Lessons in Likeness: Portrait Painters in Kentucky and the Ohio River Valley, 1802–1920 by Estill Curtis Pennington (review)
- Ohio Valley History
- The Filson Historical Society and Cincinnati Museum Center
- Volume 12, Number 3, Fall 2012
- pp. 89-91
- View Citation
- Additional Information
BOOK REVIEWS FALL 2012 89 Lessons in Likeness: Portrait Painters in Kentucky and the Ohio River Valley, 1802-1920 Estill Curtis Pennington Museum curators asked to authenticate early American portraits have a particularly challenging task. In the early nineteenth century a great many itinerant limners roamed the country painting prosperous citizens, but they often left their work unsigned, making it difficult to identify the artist. Moreover, scholarship on this subject remains slim and much of the best research took place in the 1920s. Thus, Estill Curtis Pennington’s Lessons in Likeness, a study of portrait painters in Kentucky and the Ohio River Valley, is a pleasure to discover. For the most part, the book records the remarkable collection of The Filson Historical Society, whose approximately four hundred portraits represents the single best collection of its type from the region. Helpfully, Pennington’s study also reproduces key works located elsewhere, including Marquis Calmes IV by Jacob Frymire (1770-1820) in the Chicago History Museum, the earliest documented portrait painted in Kentucky. Thus, while Lessons in Likeness is not definitive, it provides a comprehensive survey of the portraiture of the region, both by major artists and obscure figures. Kentucky played a key role in the settlement of the western frontier, a development closely associated with the folk hero Daniel Boone, who in 1775 established Boonesborough, the first significant white settlement west of the Appalachians. Disastrous land speculations pushed Boone out of the state by 1799, seven years before Frymire painted the portrait of the Marquis de Calmes, but his famous exploits brought Chester Harding to Missouri in 1820 to paint Boone’s portrait (now in the Massachusetts Historical Society). America’s first great painter from west of the Mississippi, George Caleb Bingham, just a child at the time, witnessed Harding execute this painting, handing brushes to Harding while he worked, and drawing inspiration to become a painter.

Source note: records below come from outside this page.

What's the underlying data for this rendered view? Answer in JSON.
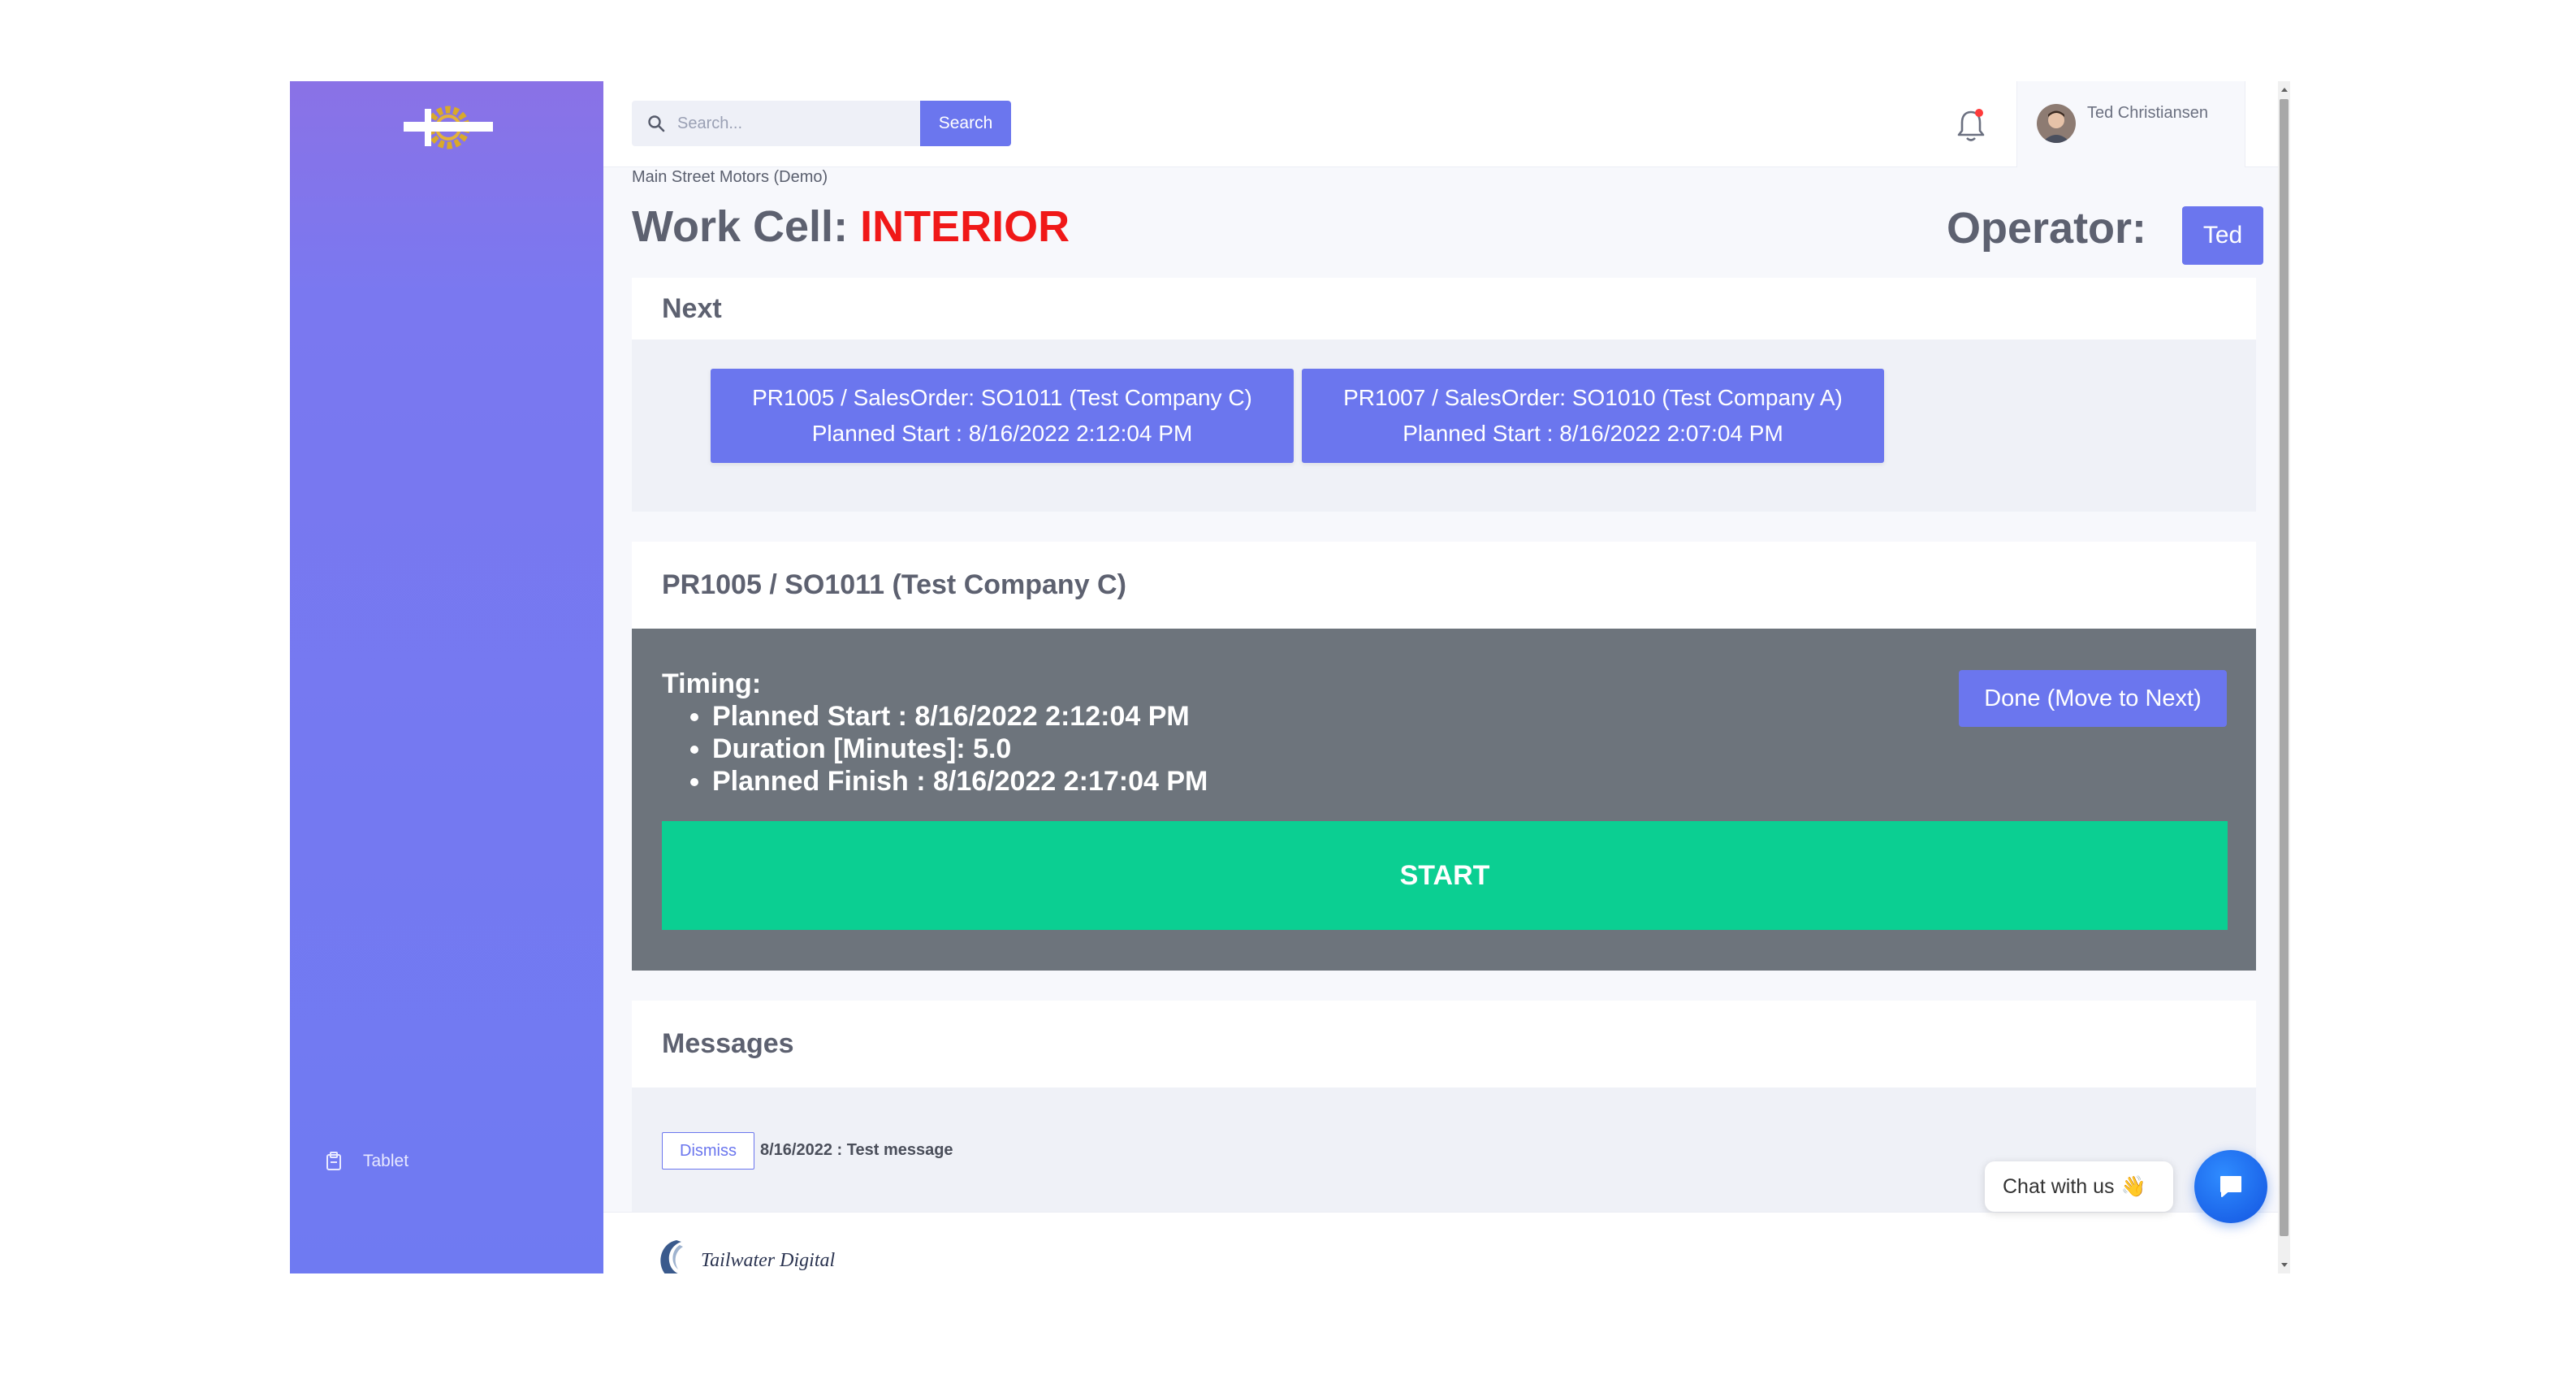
{
  "sidebar": {
    "items": [
      {
        "label": "Tablet",
        "icon": "clipboard-icon"
      }
    ]
  },
  "search": {
    "placeholder": "Search...",
    "button_label": "Search"
  },
  "header": {
    "user_name": "Ted Christiansen",
    "notification_dot_color": "#ff3b3b"
  },
  "breadcrumb": "Main Street Motors (Demo)",
  "work_cell": {
    "label": "Work Cell: ",
    "name": "INTERIOR",
    "name_color": "#f01818"
  },
  "operator": {
    "label": "Operator:",
    "name": "Ted"
  },
  "next": {
    "title": "Next",
    "items": [
      {
        "line1": "PR1005 / SalesOrder: SO1011 (Test Company C)",
        "line2": "Planned Start : 8/16/2022 2:12:04 PM"
      },
      {
        "line1": "PR1007 / SalesOrder: SO1010 (Test Company A)",
        "line2": "Planned Start : 8/16/2022 2:07:04 PM"
      }
    ]
  },
  "current_job": {
    "title": "PR1005 / SO1011 (Test Company C)",
    "timing_label": "Timing:",
    "timing_items": [
      "Planned Start : 8/16/2022 2:12:04 PM",
      "Duration [Minutes]: 5.0",
      "Planned Finish : 8/16/2022 2:17:04 PM"
    ],
    "done_label": "Done (Move to Next)",
    "start_label": "START"
  },
  "messages": {
    "title": "Messages",
    "items": [
      {
        "dismiss_label": "Dismiss",
        "text": "8/16/2022 : Test message"
      }
    ]
  },
  "chat": {
    "label": "Chat with us",
    "emoji": "👋"
  },
  "footer": {
    "logo_text": "Tailwater Digital"
  },
  "colors": {
    "accent": "#6b76ee",
    "start": "#0bcf92",
    "job_body": "#6d747c",
    "sidebar": "#7178f0"
  }
}
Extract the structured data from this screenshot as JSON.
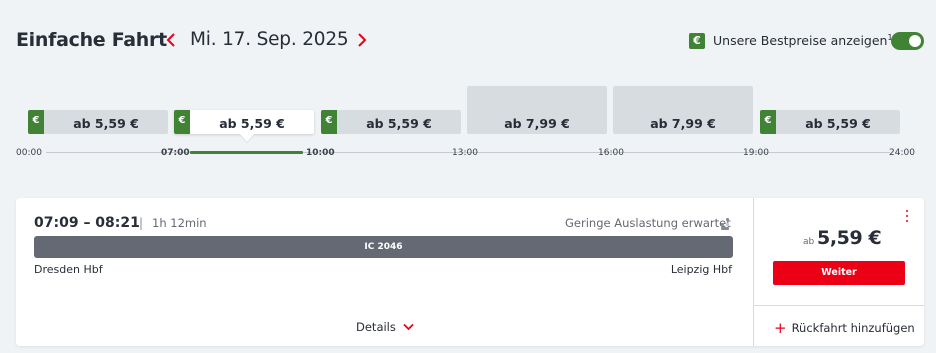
{
  "header": {
    "title": "Einfache Fahrt",
    "date": "Mi. 17. Sep. 2025",
    "prev_icon": "chevron-left-icon",
    "next_icon": "chevron-right-icon",
    "best_price_badge": "€",
    "best_price_label": "Unsere Bestpreise anzeigen",
    "best_price_footnote": "1",
    "best_price_toggle_on": true
  },
  "timeline": {
    "slots": [
      {
        "label": "ab 5,59 €",
        "best": true,
        "selected": false
      },
      {
        "label": "ab 5,59 €",
        "best": true,
        "selected": true
      },
      {
        "label": "ab 5,59 €",
        "best": true,
        "selected": false
      },
      {
        "label": "ab 7,99 €",
        "best": false,
        "selected": false
      },
      {
        "label": "ab 7,99 €",
        "best": false,
        "selected": false
      },
      {
        "label": "ab 5,59 €",
        "best": true,
        "selected": false
      }
    ],
    "ticks": [
      "00:00",
      "07:00",
      "10:00",
      "13:00",
      "16:00",
      "19:00",
      "24:00"
    ],
    "euro_badge": "€"
  },
  "connection": {
    "times": "07:09 – 08:21",
    "separator": "|",
    "duration": "1h 12min",
    "occupancy": "Geringe Auslastung erwartet",
    "train": "IC 2046",
    "from": "Dresden Hbf",
    "to": "Leipzig Hbf",
    "details_label": "Details",
    "price_prefix": "ab",
    "price": "5,59 €",
    "continue_label": "Weiter",
    "return_label": "Rückfahrt hinzufügen",
    "return_icon": "+"
  },
  "colors": {
    "accent_red": "#ec0016",
    "best_price_green": "#408335",
    "background": "#f0f3f5"
  }
}
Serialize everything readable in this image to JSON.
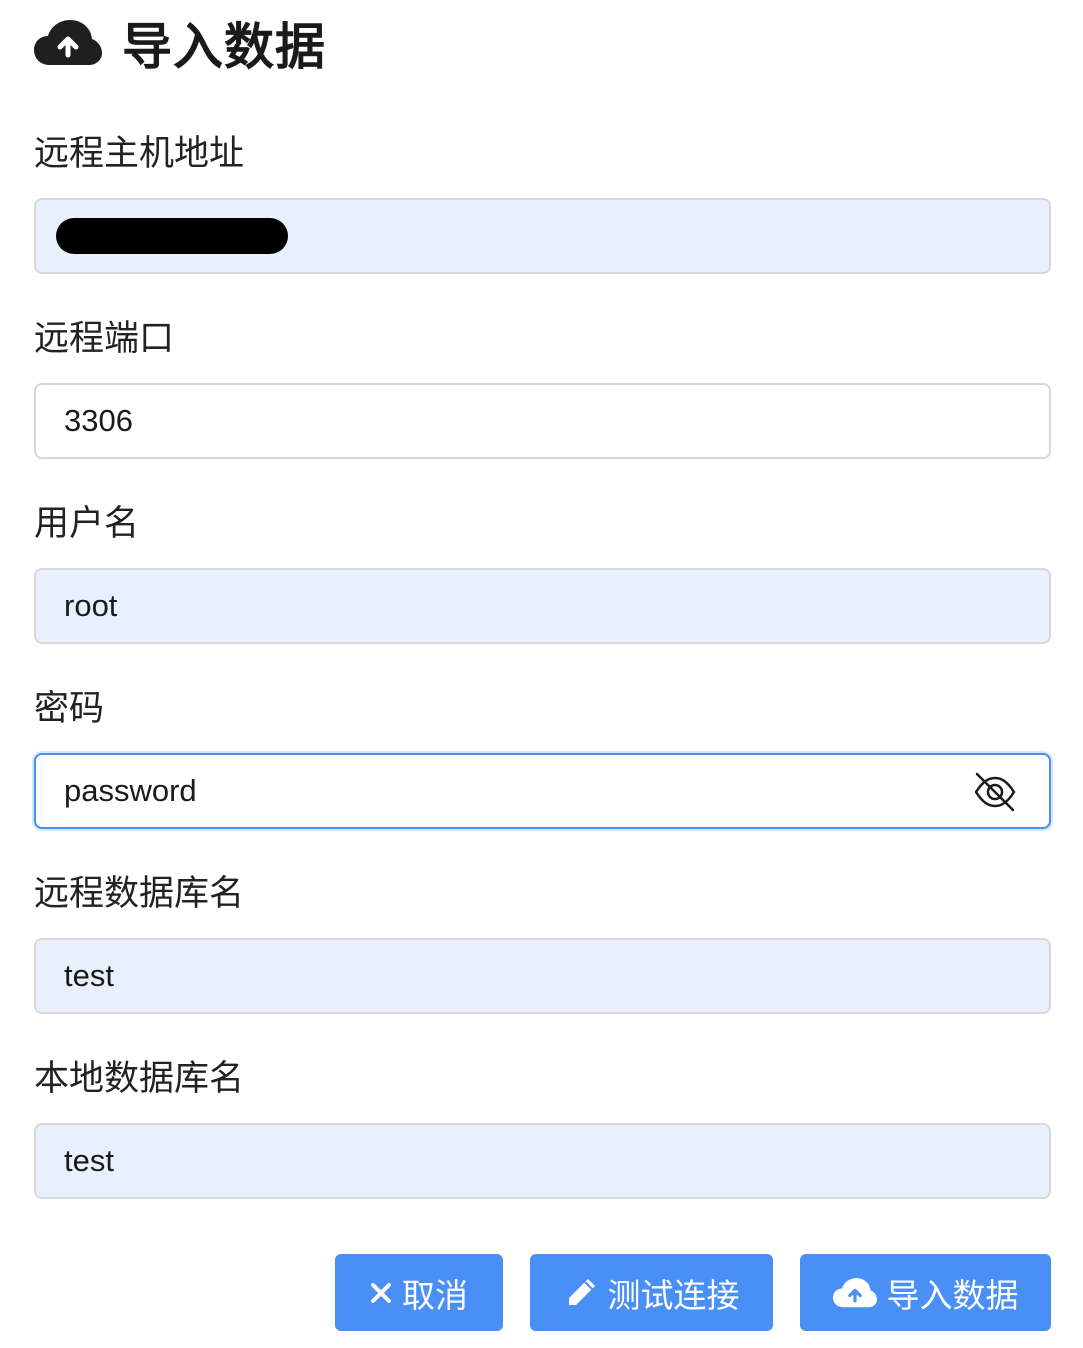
{
  "header": {
    "title": "导入数据",
    "icon": "cloud-upload-icon"
  },
  "form": {
    "host": {
      "label": "远程主机地址",
      "value": ""
    },
    "port": {
      "label": "远程端口",
      "value": "3306"
    },
    "username": {
      "label": "用户名",
      "value": "root"
    },
    "password": {
      "label": "密码",
      "value": "password",
      "toggle_icon": "eye-slash-icon"
    },
    "remote_db": {
      "label": "远程数据库名",
      "value": "test"
    },
    "local_db": {
      "label": "本地数据库名",
      "value": "test"
    }
  },
  "actions": {
    "cancel": {
      "label": "取消",
      "icon": "close-icon"
    },
    "test": {
      "label": "测试连接",
      "icon": "pen-icon"
    },
    "import": {
      "label": "导入数据",
      "icon": "cloud-upload-icon"
    }
  },
  "colors": {
    "accent": "#4a8ff5",
    "autofill_bg": "#e8f0fe",
    "focus_border": "#4a90f0"
  }
}
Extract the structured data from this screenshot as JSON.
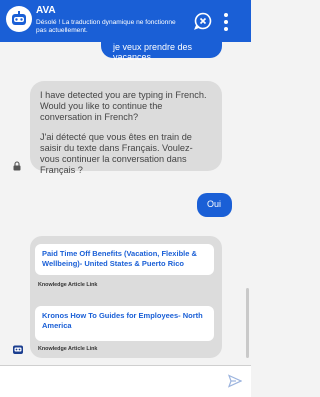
{
  "header": {
    "title": "AVA",
    "subtitle": "Désolé ! La traduction dynamique ne fonctionne pas actuellement."
  },
  "messages": {
    "user1": "je veux prendre des vacances",
    "bot1_p1": "I have detected you are typing in French. Would you like to continue the conversation in French?",
    "bot1_p2": "J'ai détecté que vous êtes en train de saisir du texte dans Français. Voulez-vous continuer la conversation dans Français ?",
    "user2": "Oui"
  },
  "articles": [
    {
      "title": "Paid Time Off Benefits (Vacation, Flexible & Wellbeing)- United States & Puerto Rico",
      "meta": "Knowledge Article Link"
    },
    {
      "title": "Kronos How To Guides for Employees- North America",
      "meta": "Knowledge Article Link"
    }
  ],
  "footer": {
    "input_value": "",
    "input_placeholder": ""
  },
  "icons": {
    "avatar": "robot-icon",
    "close": "close-chat-icon",
    "menu": "more-vertical-icon",
    "lock": "lock-icon",
    "bot": "bot-icon",
    "send": "send-icon"
  },
  "colors": {
    "brand": "#1a5fd6",
    "bubble": "#dcdcdc",
    "background": "#f3f3f3"
  }
}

Some of the most interesting paintings in this book belong to this frontier period. The Filson owns one of Harding’s replicas of the Boone portrait, as well as Bingham’s exceptionally good and broodingly romantic portrait of Samuel Bullitt Churchill, a Jefferson County, Kentucky, lawyer who later moved to St. Louis. Also notable , are two striking likenesses by John James Audubon, who owed his artistic career to his Estill Curtis Pennington. Lessons in Likeness: Portrait Painters in Kentucky and the Ohio River Valley, 18021920 . Lexington: The University Press of Kentucky, 2011. 256 pp. ISBN: 9780813126128 (cloth) $50.00. BOOK REVIEWS 90 OHIO VALLEY HISTORY experiences in the state. The 1819 bankruptcy of his Henderson mill following an economic panic turned him from businessman to artist, and led him to start serious work on his watercolors of American birds. The story of one of the earliest likenesses in the book, Samuel H. Dearborn’s portrait of James Love as a child, offers an extraordinary instance of frontier violence. In April 1811, while staying at the boarding house of the sitter’s mother, Elizabeth Young Love, Dearborn got in an argument with guest Isaac Robinson and stabbed him to death, after which he fled to Boston and changed his name. Dearborn died of unknown causes in 1852, having literally gotten away with murder. Oddly, Dearborn’s likeness of James Love provides little hint of his murderous inclinations. While the profileviewgivesthelikenesstheflatqualityassociated with folk art, the execution is unusually sensitive and delicate. Like Dearborn, many of Kentucky’s early portraitists were itinerants, but by the early nineteenth century the state produced a native son of national distinction, Matthew Harris Jouett (1788-1827). While the Harrodsburg-born Jouett spent much of his career working in Philadelphia and Boston, he often returned to Kentucky to execute portraits and died in Lexington. He maintained close ties with celebrated Kentucky politician Henry Clay, whose portrait he painted, and from whom he once rented a studio. Portraits by Jouett, as well as by contemporaries Washington Bogart Cooper (1802-1889), Chester Harding (1792-1866), James Reid Lambdin (1807-1899), Thomas Leclear (1818-1882), and John Neagle (1796-1865) reveal Kentucky’s rapid transformation from a frontier outpost to a bastion of domestic respectability. During the Civil War years, Kentucky played a key role as...